Data extracted from a collection
'''
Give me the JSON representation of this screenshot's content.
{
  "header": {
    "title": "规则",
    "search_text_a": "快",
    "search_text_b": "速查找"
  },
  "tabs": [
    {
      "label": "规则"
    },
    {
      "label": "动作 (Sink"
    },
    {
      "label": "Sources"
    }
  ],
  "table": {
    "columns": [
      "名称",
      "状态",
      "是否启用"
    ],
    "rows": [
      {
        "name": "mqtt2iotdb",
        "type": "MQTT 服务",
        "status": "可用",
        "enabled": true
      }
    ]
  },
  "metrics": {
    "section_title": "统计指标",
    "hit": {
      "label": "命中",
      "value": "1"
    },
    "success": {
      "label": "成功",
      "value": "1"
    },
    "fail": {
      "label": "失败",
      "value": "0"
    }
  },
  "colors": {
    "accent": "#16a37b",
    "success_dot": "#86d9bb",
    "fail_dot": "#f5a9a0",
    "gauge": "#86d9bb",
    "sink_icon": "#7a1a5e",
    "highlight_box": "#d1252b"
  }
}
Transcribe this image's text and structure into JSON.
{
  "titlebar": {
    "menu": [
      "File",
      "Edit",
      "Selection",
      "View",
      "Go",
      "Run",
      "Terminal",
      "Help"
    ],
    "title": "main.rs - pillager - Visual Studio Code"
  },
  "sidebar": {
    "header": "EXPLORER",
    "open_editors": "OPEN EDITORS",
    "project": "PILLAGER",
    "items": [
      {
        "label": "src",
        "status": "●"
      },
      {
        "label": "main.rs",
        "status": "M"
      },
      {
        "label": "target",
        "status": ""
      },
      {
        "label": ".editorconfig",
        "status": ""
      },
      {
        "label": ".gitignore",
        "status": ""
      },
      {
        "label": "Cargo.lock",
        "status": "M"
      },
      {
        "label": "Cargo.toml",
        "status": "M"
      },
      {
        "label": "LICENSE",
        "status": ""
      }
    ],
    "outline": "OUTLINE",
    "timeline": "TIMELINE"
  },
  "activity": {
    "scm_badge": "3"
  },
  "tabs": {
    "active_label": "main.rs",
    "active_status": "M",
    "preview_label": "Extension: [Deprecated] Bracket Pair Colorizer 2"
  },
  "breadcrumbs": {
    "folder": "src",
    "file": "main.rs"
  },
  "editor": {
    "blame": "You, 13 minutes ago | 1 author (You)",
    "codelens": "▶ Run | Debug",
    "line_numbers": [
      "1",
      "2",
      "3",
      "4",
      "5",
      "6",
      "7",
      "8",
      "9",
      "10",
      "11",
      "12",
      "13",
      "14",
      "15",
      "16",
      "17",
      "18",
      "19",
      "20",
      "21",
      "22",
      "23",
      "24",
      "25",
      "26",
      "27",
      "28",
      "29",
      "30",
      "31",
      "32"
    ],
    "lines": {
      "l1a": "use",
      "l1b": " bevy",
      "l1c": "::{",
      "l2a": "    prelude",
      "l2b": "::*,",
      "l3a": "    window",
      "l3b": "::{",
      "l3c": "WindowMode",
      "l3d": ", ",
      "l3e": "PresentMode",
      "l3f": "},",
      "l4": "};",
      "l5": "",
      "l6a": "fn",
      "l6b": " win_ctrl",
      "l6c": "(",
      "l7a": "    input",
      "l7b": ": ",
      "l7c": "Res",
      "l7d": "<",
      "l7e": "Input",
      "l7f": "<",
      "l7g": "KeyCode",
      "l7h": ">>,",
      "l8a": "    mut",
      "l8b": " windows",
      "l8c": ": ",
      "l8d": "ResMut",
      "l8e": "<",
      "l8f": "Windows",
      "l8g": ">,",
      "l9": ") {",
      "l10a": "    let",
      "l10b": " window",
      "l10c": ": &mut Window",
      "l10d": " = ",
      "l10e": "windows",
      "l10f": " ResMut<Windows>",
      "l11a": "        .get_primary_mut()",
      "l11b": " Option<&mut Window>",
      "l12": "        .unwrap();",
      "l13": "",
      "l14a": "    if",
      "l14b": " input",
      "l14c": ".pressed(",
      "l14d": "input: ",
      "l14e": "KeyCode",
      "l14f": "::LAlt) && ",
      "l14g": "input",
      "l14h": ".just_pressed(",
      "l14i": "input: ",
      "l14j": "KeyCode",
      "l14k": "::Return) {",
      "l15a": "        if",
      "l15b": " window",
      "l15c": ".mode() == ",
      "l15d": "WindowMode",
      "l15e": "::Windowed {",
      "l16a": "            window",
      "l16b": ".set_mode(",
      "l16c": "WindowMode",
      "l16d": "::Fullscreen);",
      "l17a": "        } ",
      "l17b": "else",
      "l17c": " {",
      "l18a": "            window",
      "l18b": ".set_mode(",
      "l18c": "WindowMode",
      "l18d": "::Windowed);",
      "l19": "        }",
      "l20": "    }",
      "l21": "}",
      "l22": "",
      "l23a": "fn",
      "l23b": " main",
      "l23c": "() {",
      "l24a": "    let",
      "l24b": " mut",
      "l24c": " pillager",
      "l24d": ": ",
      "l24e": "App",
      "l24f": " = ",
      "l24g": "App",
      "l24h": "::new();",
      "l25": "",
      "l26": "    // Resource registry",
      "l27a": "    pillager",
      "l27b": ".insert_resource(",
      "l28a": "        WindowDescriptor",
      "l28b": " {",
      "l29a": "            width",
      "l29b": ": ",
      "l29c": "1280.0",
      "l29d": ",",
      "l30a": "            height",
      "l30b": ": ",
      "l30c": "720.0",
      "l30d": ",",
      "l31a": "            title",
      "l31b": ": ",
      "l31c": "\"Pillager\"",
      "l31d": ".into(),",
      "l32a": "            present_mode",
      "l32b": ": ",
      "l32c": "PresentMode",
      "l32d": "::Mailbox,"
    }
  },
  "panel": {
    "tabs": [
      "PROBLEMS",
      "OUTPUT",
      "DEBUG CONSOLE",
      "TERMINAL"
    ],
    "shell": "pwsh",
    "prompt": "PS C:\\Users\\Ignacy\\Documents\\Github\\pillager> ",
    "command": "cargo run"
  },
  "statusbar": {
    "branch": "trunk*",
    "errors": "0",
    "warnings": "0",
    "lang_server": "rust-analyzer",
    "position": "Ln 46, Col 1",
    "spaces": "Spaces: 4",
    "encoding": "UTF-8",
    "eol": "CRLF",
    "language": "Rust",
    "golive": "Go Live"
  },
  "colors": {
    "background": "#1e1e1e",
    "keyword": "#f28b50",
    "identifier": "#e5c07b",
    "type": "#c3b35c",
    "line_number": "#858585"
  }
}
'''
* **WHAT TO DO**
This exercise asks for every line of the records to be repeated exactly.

* **RESPONSE TO THIS EXERCISE**
Give me the JSON representation of this screenshot's content.
{
  "header": {
    "title": "规则",
    "search_text_a": "快",
    "search_text_b": "速查找"
  },
  "tabs": [
    {
      "label": "规则"
    },
    {
      "label": "动作 (Sink"
    },
    {
      "label": "Sources"
    }
  ],
  "table": {
    "columns": [
      "名称",
      "状态",
      "是否启用"
    ],
    "rows": [
      {
        "name": "mqtt2iotdb",
        "type": "MQTT 服务",
        "status": "可用",
        "enabled": true
      }
    ]
  },
  "metrics": {
    "section_title": "统计指标",
    "hit": {
      "label": "命中",
      "value": "1"
    },
    "success": {
      "label": "成功",
      "value": "1"
    },
    "fail": {
      "label": "失败",
      "value": "0"
    }
  },
  "colors": {
    "accent": "#16a37b",
    "success_dot": "#86d9bb",
    "fail_dot": "#f5a9a0",
    "gauge": "#86d9bb",
    "sink_icon": "#7a1a5e",
    "highlight_box": "#d1252b"
  }
}
Transcribe this image's text and structure into JSON.
{
  "titlebar": {
    "menu": [
      "File",
      "Edit",
      "Selection",
      "View",
      "Go",
      "Run",
      "Terminal",
      "Help"
    ],
    "title": "main.rs - pillager - Visual Studio Code"
  },
  "sidebar": {
    "header": "EXPLORER",
    "open_editors": "OPEN EDITORS",
    "project": "PILLAGER",
    "items": [
      {
        "label": "src",
        "status": "●"
      },
      {
        "label": "main.rs",
        "status": "M"
      },
      {
        "label": "target",
        "status": ""
      },
      {
        "label": ".editorconfig",
        "status": ""
      },
      {
        "label": ".gitignore",
        "status": ""
      },
      {
        "label": "Cargo.lock",
        "status": "M"
      },
      {
        "label": "Cargo.toml",
        "status": "M"
      },
      {
        "label": "LICENSE",
        "status": ""
      }
    ],
    "outline": "OUTLINE",
    "timeline": "TIMELINE"
  },
  "activity": {
    "scm_badge": "3"
  },
  "tabs": {
    "active_label": "main.rs",
    "active_status": "M",
    "preview_label": "Extension: [Deprecated] Bracket Pair Colorizer 2"
  },
  "breadcrumbs": {
    "folder": "src",
    "file": "main.rs"
  },
  "editor": {
    "blame": "You, 13 minutes ago | 1 author (You)",
    "codelens": "▶ Run | Debug",
    "line_numbers": [
      "1",
      "2",
      "3",
      "4",
      "5",
      "6",
      "7",
      "8",
      "9",
      "10",
      "11",
      "12",
      "13",
      "14",
      "15",
      "16",
      "17",
      "18",
      "19",
      "20",
      "21",
      "22",
      "23",
      "24",
      "25",
      "26",
      "27",
      "28",
      "29",
      "30",
      "31",
      "32"
    ],
    "lines": {
      "l1a": "use",
      "l1b": " bevy",
      "l1c": "::{",
      "l2a": "    prelude",
      "l2b": "::*,",
      "l3a": "    window",
      "l3b": "::{",
      "l3c": "WindowMode",
      "l3d": ", ",
      "l3e": "PresentMode",
      "l3f": "},",
      "l4": "};",
      "l5": "",
      "l6a": "fn",
      "l6b": " win_ctrl",
      "l6c": "(",
      "l7a": "    input",
      "l7b": ": ",
      "l7c": "Res",
      "l7d": "<",
      "l7e": "Input",
      "l7f": "<",
      "l7g": "KeyCode",
      "l7h": ">>,",
      "l8a": "    mut",
      "l8b": " windows",
      "l8c": ": ",
      "l8d": "ResMut",
      "l8e": "<",
      "l8f": "Windows",
      "l8g": ">,",
      "l9": ") {",
      "l10a": "    let",
      "l10b": " window",
      "l10c": ": &mut Window",
      "l10d": " = ",
      "l10e": "windows",
      "l10f": " ResMut<Windows>",
      "l11a": "        .get_primary_mut()",
      "l11b": " Option<&mut Window>",
      "l12": "        .unwrap();",
      "l13": "",
      "l14a": "    if",
      "l14b": " input",
      "l14c": ".pressed(",
      "l14d": "input: ",
      "l14e": "KeyCode",
      "l14f": "::LAlt) && ",
      "l14g": "input",
      "l14h": ".just_pressed(",
      "l14i": "input: ",
      "l14j": "KeyCode",
      "l14k": "::Return) {",
      "l15a": "        if",
      "l15b": " window",
      "l15c": ".mode() == ",
      "l15d": "WindowMode",
      "l15e": "::Windowed {",
      "l16a": "            window",
      "l16b": ".set_mode(",
      "l16c": "WindowMode",
      "l16d": "::Fullscreen);",
      "l17a": "        } ",
      "l17b": "else",
      "l17c": " {",
      "l18a": "            window",
      "l18b": ".set_mode(",
      "l18c": "WindowMode",
      "l18d": "::Windowed);",
      "l19": "        }",
      "l20": "    }",
      "l21": "}",
      "l22": "",
      "l23a": "fn",
      "l23b": " main",
      "l23c": "() {",
      "l24a": "    let",
      "l24b": " mut",
      "l24c": " pillager",
      "l24d": ": ",
      "l24e": "App",
      "l24f": " = ",
      "l24g": "App",
      "l24h": "::new();",
      "l25": "",
      "l26": "    // Resource registry",
      "l27a": "    pillager",
      "l27b": ".insert_resource(",
      "l28a": "        WindowDescriptor",
      "l28b": " {",
      "l29a": "            width",
      "l29b": ": ",
      "l29c": "1280.0",
      "l29d": ",",
      "l30a": "            height",
      "l30b": ": ",
      "l30c": "720.0",
      "l30d": ",",
      "l31a": "            title",
      "l31b": ": ",
      "l31c": "\"Pillager\"",
      "l31d": ".into(),",
      "l32a": "            present_mode",
      "l32b": ": ",
      "l32c": "PresentMode",
      "l32d": "::Mailbox,"
    }
  },
  "panel": {
    "tabs": [
      "PROBLEMS",
      "OUTPUT",
      "DEBUG CONSOLE",
      "TERMINAL"
    ],
    "shell": "pwsh",
    "prompt": "PS C:\\Users\\Ignacy\\Documents\\Github\\pillager> ",
    "command": "cargo run"
  },
  "statusbar": {
    "branch": "trunk*",
    "errors": "0",
    "warnings": "0",
    "lang_server": "rust-analyzer",
    "position": "Ln 46, Col 1",
    "spaces": "Spaces: 4",
    "encoding": "UTF-8",
    "eol": "CRLF",
    "language": "Rust",
    "golive": "Go Live"
  },
  "colors": {
    "background": "#1e1e1e",
    "keyword": "#f28b50",
    "identifier": "#e5c07b",
    "type": "#c3b35c",
    "line_number": "#858585"
  }
}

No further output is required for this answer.